IT batamose inwaluable part of stiffness in refusing, and too much CHRisThath made us free, that in in things once advisedly establishhis worship, different forms and ed, she hath, in the reign of seveusages may without offence be ral Princes, since the first comallowed, provided the substance piling of her Liturgy in the time of the Faith be kept entire; and of Edward the Sixth, upon just that, in every Church, what can- and weighty considerations her not be clearly determined to be- thereunto moving, yielded to long to Doctrine, must be referred make such alterations in some to Discipline; and therefore, by particulars, as in their respective common consent and authority, times were thought convenient; may be altered, abridged, en- yet so as that the main body and larged, amended, or otherwise essential parts of the same (as disposed of, as may seem most well in the chiefest materials, as convenient for the edification of in the frame and order thereof) the people, "according to the have still been continued firmi various exigencies of tiines and and unshaken.'. occasions."
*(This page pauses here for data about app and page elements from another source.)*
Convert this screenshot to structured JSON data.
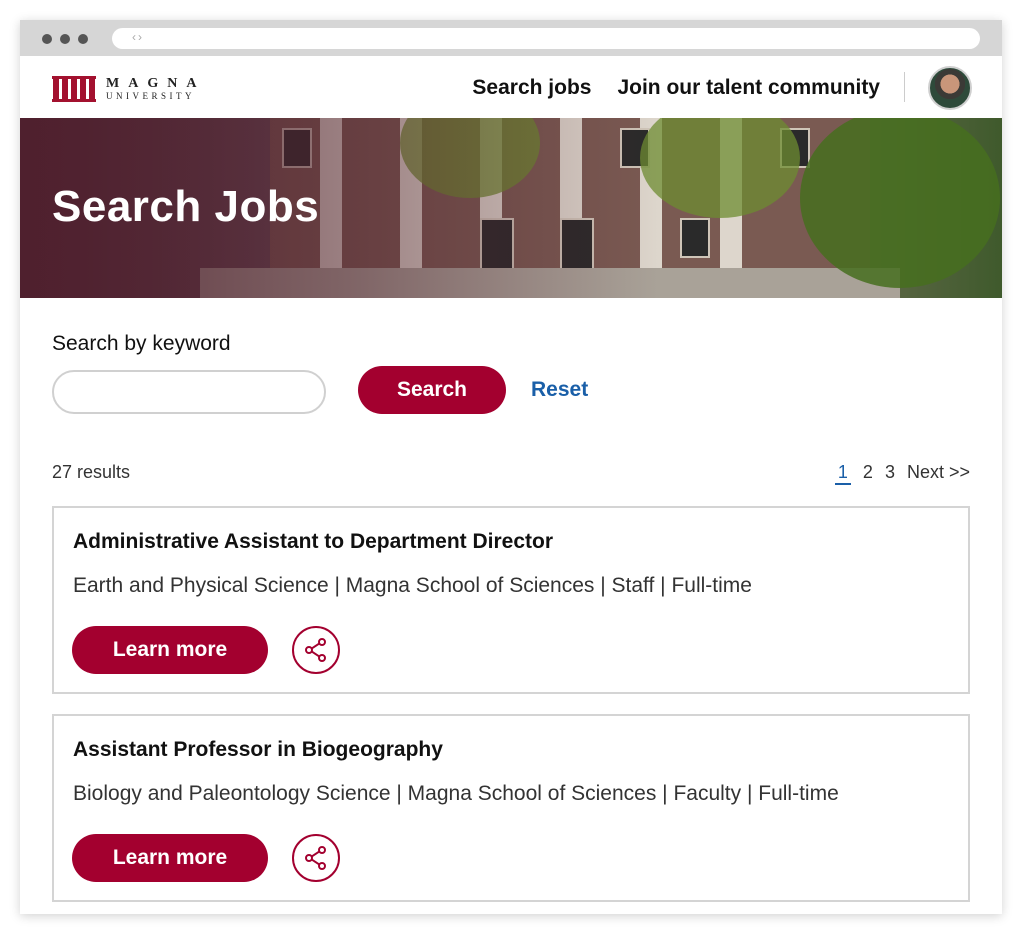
{
  "brand": {
    "line1": "MAGNA",
    "line2": "UNIVERSITY",
    "color": "#a3002f"
  },
  "nav": {
    "links": [
      "Search jobs",
      "Join our talent community"
    ]
  },
  "hero": {
    "title": "Search Jobs"
  },
  "search": {
    "label": "Search by keyword",
    "input_value": "",
    "button_label": "Search",
    "reset_label": "Reset"
  },
  "results": {
    "count_text": "27 results",
    "pages": [
      "1",
      "2",
      "3"
    ],
    "current_page": "1",
    "next_label": "Next >>"
  },
  "jobs": [
    {
      "title": "Administrative Assistant to Department Director",
      "meta": "Earth and Physical Science | Magna School of Sciences | Staff | Full-time",
      "button_label": "Learn more"
    },
    {
      "title": "Assistant Professor in Biogeography",
      "meta": "Biology and Paleontology Science | Magna School of Sciences | Faculty | Full-time",
      "button_label": "Learn more"
    }
  ],
  "icons": {
    "share": "share-icon",
    "avatar": "user-avatar"
  }
}
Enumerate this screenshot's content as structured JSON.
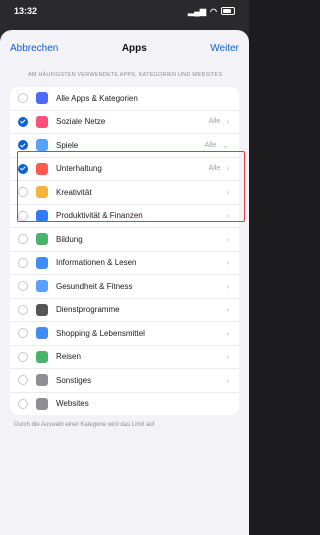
{
  "status": {
    "time": "13:32"
  },
  "nav": {
    "cancel": "Abbrechen",
    "title": "Apps",
    "next": "Weiter"
  },
  "caption": "AM HÄUFIGSTEN VERWENDETE APPS, KATEGORIEN UND WEBSITES",
  "rows": [
    {
      "label": "Alle Apps & Kategorien",
      "checked": false,
      "icon": "stack-icon",
      "color": "#4a6cf7",
      "value": "",
      "chevron": ""
    },
    {
      "label": "Soziale Netze",
      "checked": true,
      "icon": "chat-bubble-icon",
      "color": "#ff4f7a",
      "value": "Alle",
      "chevron": ">"
    },
    {
      "label": "Spiele",
      "checked": true,
      "icon": "rocket-icon",
      "color": "#5aa0ff",
      "value": "Alle",
      "chevron": "v"
    },
    {
      "label": "Unterhaltung",
      "checked": true,
      "icon": "popcorn-icon",
      "color": "#ff5a52",
      "value": "Alle",
      "chevron": ">"
    },
    {
      "label": "Kreativität",
      "checked": false,
      "icon": "palette-icon",
      "color": "#f2b43a",
      "value": "",
      "chevron": ">"
    },
    {
      "label": "Produktivität & Finanzen",
      "checked": false,
      "icon": "paper-plane-icon",
      "color": "#2f7bf6",
      "value": "",
      "chevron": ">"
    },
    {
      "label": "Bildung",
      "checked": false,
      "icon": "globe-icon",
      "color": "#49b36b",
      "value": "",
      "chevron": ">"
    },
    {
      "label": "Informationen & Lesen",
      "checked": false,
      "icon": "book-icon",
      "color": "#3f8cf3",
      "value": "",
      "chevron": ">"
    },
    {
      "label": "Gesundheit & Fitness",
      "checked": false,
      "icon": "bicycle-icon",
      "color": "#5aa0ff",
      "value": "",
      "chevron": ">"
    },
    {
      "label": "Dienstprogramme",
      "checked": false,
      "icon": "calculator-icon",
      "color": "#555555",
      "value": "",
      "chevron": ">"
    },
    {
      "label": "Shopping & Lebensmittel",
      "checked": false,
      "icon": "shopping-bag-icon",
      "color": "#3f8cf3",
      "value": "",
      "chevron": ">"
    },
    {
      "label": "Reisen",
      "checked": false,
      "icon": "palm-tree-icon",
      "color": "#49b36b",
      "value": "",
      "chevron": ">"
    },
    {
      "label": "Sonstiges",
      "checked": false,
      "icon": "ellipsis-icon",
      "color": "#8e8e93",
      "value": "",
      "chevron": ">"
    },
    {
      "label": "Websites",
      "checked": false,
      "icon": "compass-icon",
      "color": "#8e8e93",
      "value": "",
      "chevron": ""
    }
  ],
  "footer": "Durch die Auswahl einer Kategorie wird das Limit auf"
}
Her general aim in these difThe Church of England, to ferent reviews and alterations which the Protestant Episcopal hath been, as she further declares Church in these states is indebt- in her said Preface, “to do that ed, under God, for her first foun- which, according to her best undation and a long continuance of derstanding, might most tend to nursing care and protection, hath, the preservation of peace and in the Preface of her Book of unity in the Church; the proCommon Prayer, laid it down as a curing of reverence, and the exrule, that "The particular forms citing of piety and devotion in of Divine Worship, and the Rites the worship of God; and, finally, and Ceremonies appointed to be the cutting off occasion, from used therein, being things in their them that seek occasion, of cavil own nature indifferent and alter- or quarrel against her Liturgy." able, and so acknowledged, it is And although, according to her but reasonable that upon weighty judgment, there be not "any and important considerations, ac- thing in it contrary to the Word cording to the various exigencies of God, or to sound doctrine, or of times and occasions, such which a godly man may not with changes and alterations should a good conscience use and submit be made therein, as to those who unto, or which is not fairly deare in places of authority should, fensible, if allowed such just and from time to time, seem either favourable construction as in necessary or expedient."
common equity ought to be alThe same Church hath not only lowed to all human writings ;" in her Preface, but likewise in her yet upon the principles already Articles and Homilies, declared laid down, it cannot but be supthe necessity and expediency of posed that further alterations occasional alterations and amend- would in time be found expedient. ments in her Forms of Public Accordingly, a commission for a Worship; and we find accord- review was issued in the year ingiy, that, seeking to keep the 1689: but this great and good happy mean between too much work miscarried at that time;